Continued from yesterday…
One day an ambitious little spider made its way down from a ceiling, slid down a wall, crept over an old fashioned roller blind, then down the cord one might use to pull the blind down or up. But this blind, hanging in the living room of an old red brick house, was never pulled down or up. It had hung part-way down for a decade or more and no one moved it. No one removed the spider, either.
Sensing itself secure, the spider began to make its web. Swinging from the end of the cord toward the nearby window frame it attached one of its silky threads to that. Then it repeated the process until it had completed its web. And this web, as it was fashioned, eventually pulled the cord sideways.
Neighbours going by smiled when they saw the cord hanging at an angle. This was Carl McNeil’s house and we all knew that, though he kept his garden in good order, he wasn’t bothered with housework. He occupied two rooms, his kitchen and his bedroom upstairs. Since he never invited anyone into his house, no one really knew what it looked like inside but we judged a lot by that one cord hanging crooked for years — and the fact that the half a bucket of water Carl got from Giff Pomeroy’s pump once a week wouldn’t be cleaning very much. That was Carl’s bath water.
Carl was a faithful attender of the United Church in Fullarton. Town folks said it with kindness and a smile, but they admitted it took an extra bit of charity to sit near Carl on days when the church building was especially warm. Soon Marguerite would be telling him, “Carl, it’s time to send your clothes to the cleaners again.”

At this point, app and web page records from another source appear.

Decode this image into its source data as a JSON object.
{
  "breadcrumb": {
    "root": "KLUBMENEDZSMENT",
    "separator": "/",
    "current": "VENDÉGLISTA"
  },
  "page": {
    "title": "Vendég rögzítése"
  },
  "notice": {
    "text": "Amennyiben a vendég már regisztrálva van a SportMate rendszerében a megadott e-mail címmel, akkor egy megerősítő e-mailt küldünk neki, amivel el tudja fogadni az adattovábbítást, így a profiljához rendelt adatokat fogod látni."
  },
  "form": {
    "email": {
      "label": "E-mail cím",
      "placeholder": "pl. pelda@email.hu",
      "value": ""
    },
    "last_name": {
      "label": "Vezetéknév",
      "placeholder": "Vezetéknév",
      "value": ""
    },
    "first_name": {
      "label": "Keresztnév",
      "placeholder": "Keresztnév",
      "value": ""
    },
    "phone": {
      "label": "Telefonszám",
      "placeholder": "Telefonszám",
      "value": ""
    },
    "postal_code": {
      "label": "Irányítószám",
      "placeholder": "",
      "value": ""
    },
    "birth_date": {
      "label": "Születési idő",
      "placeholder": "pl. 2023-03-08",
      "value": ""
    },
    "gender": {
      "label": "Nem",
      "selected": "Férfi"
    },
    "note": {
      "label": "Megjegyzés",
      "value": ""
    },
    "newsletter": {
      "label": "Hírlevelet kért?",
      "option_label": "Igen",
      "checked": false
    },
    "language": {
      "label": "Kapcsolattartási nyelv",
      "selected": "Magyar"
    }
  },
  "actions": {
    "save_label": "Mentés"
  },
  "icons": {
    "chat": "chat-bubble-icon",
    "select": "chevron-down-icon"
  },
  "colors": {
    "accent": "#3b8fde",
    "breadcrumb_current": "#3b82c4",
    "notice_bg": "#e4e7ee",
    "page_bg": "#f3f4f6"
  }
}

At the end of October, as the town children prepared to go trick or treating, Carl would go down to the store to buy a bag of treats to hand out. For years he bought a bag of marshmallows and gave one to each of the children that called at his door. Then one year he discovered mini-marshmallows so he bought a bag and generously gave each child several. Since this worked so well, he continued to shell out this way. Was he such a miser, or did he think most children at the time were getting enough sweets?
Carl’s only known health problem was his need for a pacemaker. The first one installed did him for years but when he was 85 the battery needed to be changed. As I recall, he was feeling odd for a few days, so a neighbour took him to a hospital in London, ON, where he had the procedure done. He was supposed to stay there for a couple of days and properly recover after the surgery. However, he wanted to be home, so the next morning he signed himself out, walked downtown to the bus depot and caught the bus for home.

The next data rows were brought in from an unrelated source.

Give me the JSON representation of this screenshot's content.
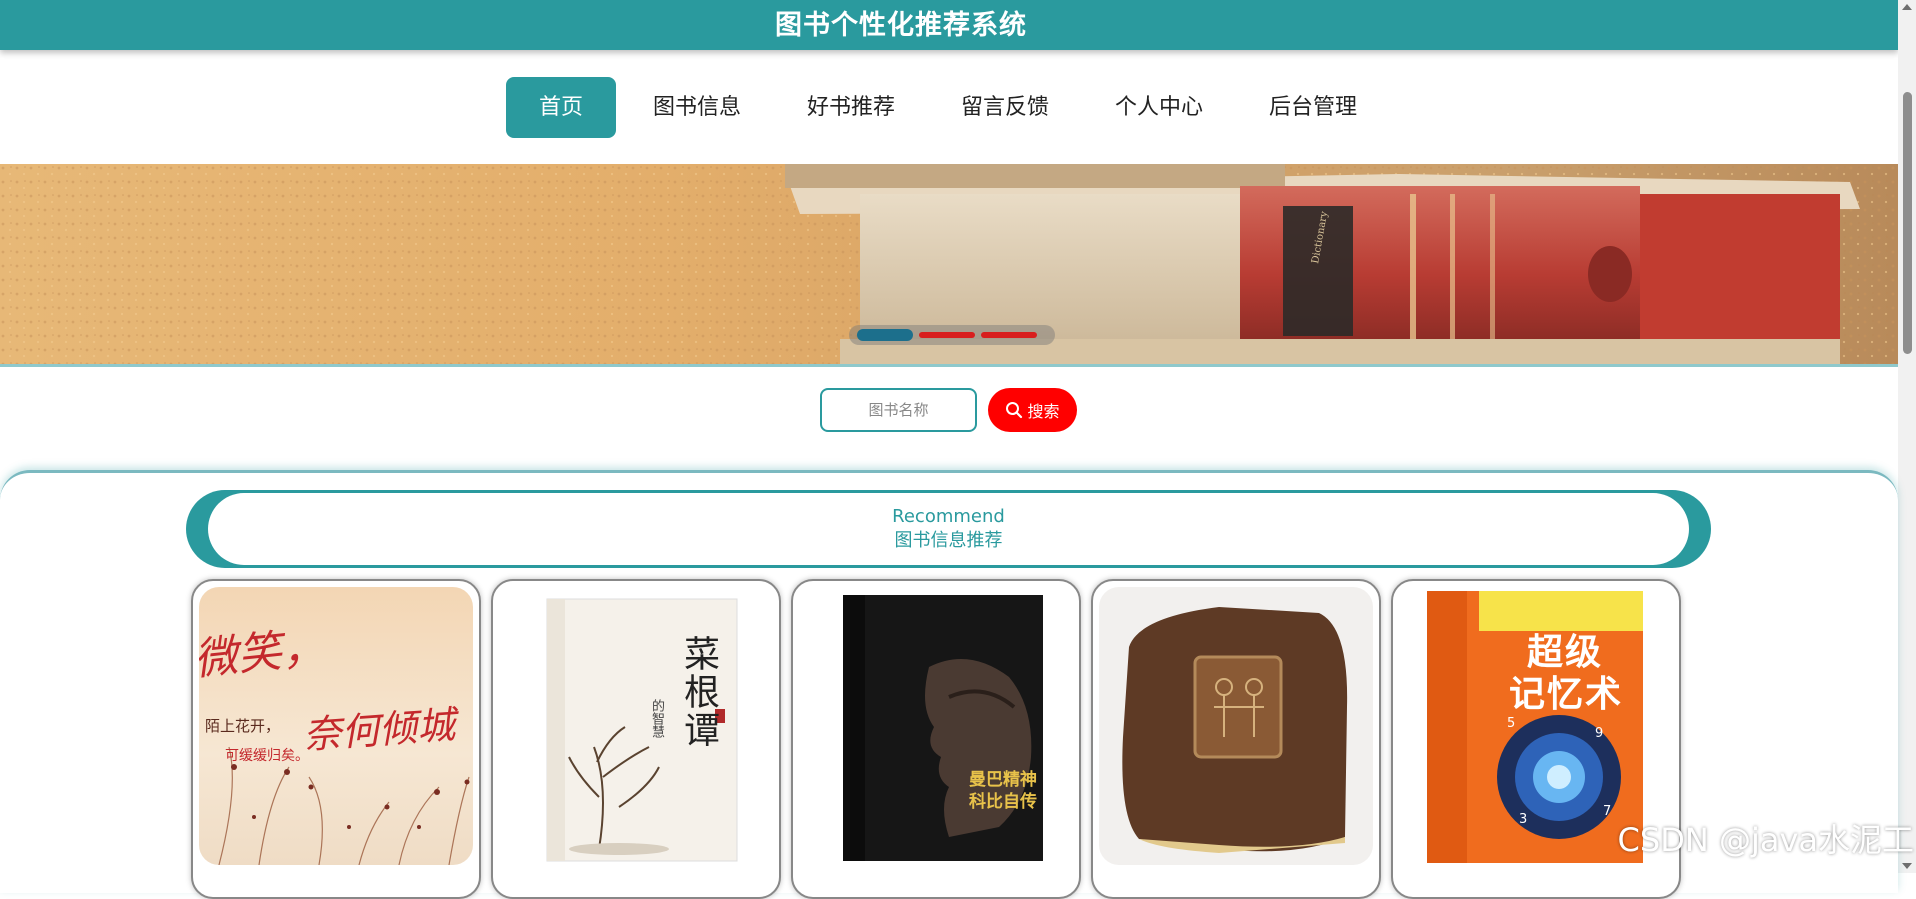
{
  "header": {
    "title": "图书个性化推荐系统"
  },
  "nav": {
    "items": [
      {
        "label": "首页",
        "active": true
      },
      {
        "label": "图书信息",
        "active": false
      },
      {
        "label": "好书推荐",
        "active": false
      },
      {
        "label": "留言反馈",
        "active": false
      },
      {
        "label": "个人中心",
        "active": false
      },
      {
        "label": "后台管理",
        "active": false
      }
    ]
  },
  "carousel": {
    "slide_count": 3,
    "active_index": 0
  },
  "search": {
    "placeholder": "图书名称",
    "button_label": "搜索"
  },
  "recommend": {
    "title_en": "Recommend",
    "title_cn": "图书信息推荐"
  },
  "books": [
    {
      "cover": "calligraphy-cover",
      "cover_text": [
        "微笑，",
        "陌上花开，",
        "奈何倾城",
        "可缓缓归矣。"
      ]
    },
    {
      "cover": "caigentan-cover",
      "cover_text": [
        "菜根谭",
        "的智慧"
      ]
    },
    {
      "cover": "kobe-cover",
      "cover_text": [
        "曼巴精神",
        "科比自传"
      ]
    },
    {
      "cover": "leather-book-cover",
      "cover_text": []
    },
    {
      "cover": "memory-book-cover",
      "cover_text": [
        "超级",
        "记忆术"
      ]
    }
  ],
  "watermark": "CSDN @java水泥工",
  "colors": {
    "primary": "#2a9a9e",
    "search_button": "#ff0000",
    "carousel_active": "#1c6f8c",
    "carousel_inactive": "#d81e1e"
  }
}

He got off the bus at Russeldale, a village along the highway and the nearest stop to home; from there he walked the three miles to Fullarton. But when he got home he found his neighbour had locked the door and Carl didn’t have the key with him. So off he went to Giff Pomeroy’s shed and borrowed Giff’s long wooden ladder, which he carried to his house and set up to reach his second-storey bedroom window. He climbed up, pushed his window open, and crawled into the bedroom. Then he went back outside and returned Giff’s ladder.
Carl rarely left his home, but once or twice a year he took the bus to Kitchener, a city about an hour away, for the day. Of course it gave the villagers lots of opportunity to speculate on what he did there all day. Once an acquaintance saw him being met at the Bus depot by a young woman, which gave rise to even more speculation. He had no known family other than MacDougald cousins. A bit worried in case Carl might be victimized somehow, his friends raised tactful questions but Carl was secretive about those trips. Perhaps he simply liked to have a bit of mystery about his life, something to keep folks guessing.
When Carl died and his will was read, he made national news. He’d calculated what each citizen’s share of the National debt was and had bequeathed the government of Canada a check to pay off his portion.
John Richardson, MP for Perth-Wellington-Waterloo, praised Carl’s actions in the House of Commons with these words:
“Mr. Speaker, today (Oct 31, 1994) I was fortunate to take part in a presentation ceremony during which a cheque for $37,634.61 from the estate of Carl McNeill was presented to the Government of Canada.
Mr. McNeill was a 100-year old resident of my riding who was worried about the legacy of debt that had been left to the younger generation. Mr. McNeill left specific instructions in his will that the money be given to the federal government in order to pay off his share of the national debt to ensure a better future for others.
Walter and Marian MacDougald, long time friends and neighbours of Mr. NcNeill, presented the cheque to the Minister of Finance this morning. In addition to Mr. McNeill’s donation to the government he also left a substantial amount of money to the University Hospital in London and the Salvation Army.
Carl McNeill set a tremendous example of the kind of patriotism and national loyalty for which all Canadians can strive. I thank him on behalf of all Canadians for his generosity and concern for our great country.